You’ve heard the expression, “Nice guys finish last.” I never fully understood that phrase until I began watching the Republican Party. They are nice guys, but with no principles, at least none that they feel are important enough to defend. We saw that in the last Congress. We saw that in the campaign for the last election, and we saw it in their own election of officers in the U.S. House of Representatives.

Newt Gingrich decided to step aside nicely when it became apparent that his strategy had failed. Dick Armey decided he wanted to remain as majority leader. Members were much too nice to force him to step aside, but then they began to feel guilty about by-passing Jennifer Dunn, who gave up her post as vice-chair of their conference in order to challenge Armey. Dunn had been hand-picked by Gingrich for her leadership post, despite being a pro-abortion advocate in a pro-life party. It was part of Mr. Gingrich’s effort to show how nice and accommodating Republicans are to members who disagree with the majority.

After Dunn lost, Republicans in the House showed how nice they were by electing, not one, but two female pro-abortion advocates to their leadership team: Tillie Fowler from Florida was elected vice chair of the conference and Deborah Price of Ohio was re-elected secretary. The re-election of Price is at least understandable. She has a young child battling cancer so no one even wanted to challenge her for the post. They were all much too nice for that. However, Tillie Fowler’s election is more difficult to explain.

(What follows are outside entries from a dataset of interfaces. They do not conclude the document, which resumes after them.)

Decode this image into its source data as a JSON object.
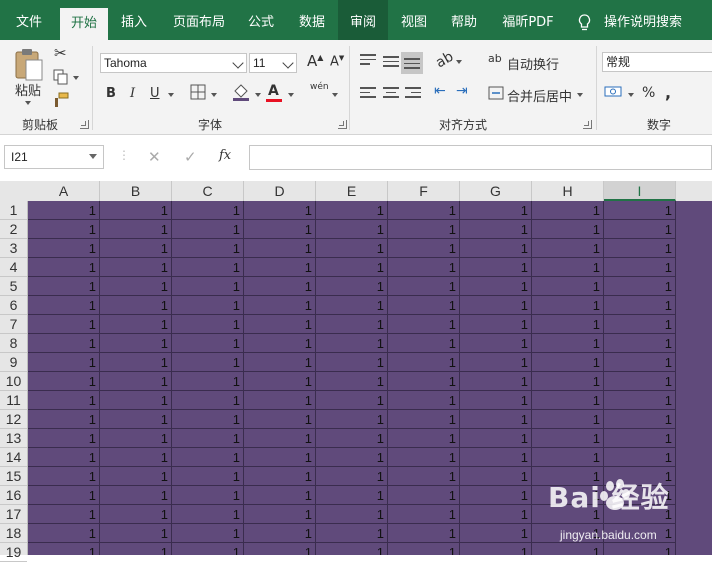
{
  "ribbon_tabs": [
    "文件",
    "开始",
    "插入",
    "页面布局",
    "公式",
    "数据",
    "审阅",
    "视图",
    "帮助",
    "福昕PDF"
  ],
  "tell_me": "操作说明搜索",
  "clipboard": {
    "paste_label": "粘贴",
    "group_label": "剪贴板"
  },
  "font": {
    "name": "Tahoma",
    "size": "11",
    "bold": "B",
    "italic": "I",
    "underline": "U",
    "phonetic": "wén",
    "group_label": "字体"
  },
  "alignment": {
    "wrap_text": "自动换行",
    "merge_center": "合并后居中",
    "group_label": "对齐方式"
  },
  "number": {
    "format": "常规",
    "percent": "%",
    "group_label": "数字"
  },
  "formula_bar": {
    "name_box": "I21",
    "cancel": "✕",
    "enter": "✓",
    "fx": "fx",
    "value": ""
  },
  "grid": {
    "columns": [
      "A",
      "B",
      "C",
      "D",
      "E",
      "F",
      "G",
      "H",
      "I"
    ],
    "selected_column": "I",
    "rows": [
      "1",
      "2",
      "3",
      "4",
      "5",
      "6",
      "7",
      "8",
      "9",
      "10",
      "11",
      "12",
      "13",
      "14",
      "15",
      "16",
      "17",
      "18",
      "19"
    ],
    "cell_value": "1",
    "fill_color": "#604a7b"
  },
  "colors": {
    "brand": "#217346",
    "font_color": "#e81123"
  },
  "watermark": {
    "logo": "Bai 经验",
    "url": "jingyan.baidu.com"
  }
}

Fowler is much more at home with liberal feminists on the other side of the aisle than she is with most members of her own party. On the House National Security Committee, she was in lock-step with Democrat Jane Harman during the attempt to reinstate single-gender basic training in our military. In Fowler’s world view, men and women are interchangeable fungibles and our armed services a laboratory for social experimentation.

On Monday, a Dear Colleague letter arrived supporting Fowler for vice-chairman which was signed by National Security Committee Chairman Floyd Spence and his subcommittee chairmen Duncan Hunter, Joel Hefley, Bob Stump, James Hansen, Steve Buyer, Herb Bateman and Curt Weldon. All of these men claim to be pro-life. Why did they sign this letter of support? They were just too nice to say no.

To elevate Fowler, these men and many others passed over Sue Myrick of North Carolina and Anne Northup of Kentucky who had thrown their hats in the ring for the post. Myrick was a former mayor of Charlotte. Northup was state representative who won election to Congress in a Democratic district. Both are articulate, bright, capable women who share the views of most women in the party. They would have put a proper face on GOP women and would have represented us well in the media; but no, the majority of House Republicans chose to elevate two women who are social liberals instead.

On paper, over 80 percent of the Republican members of the House of Representatives say they believe in the sanctity of life of every human being, but as you can see, this paper isn’t worth much in a party afflicted with terminal niceness.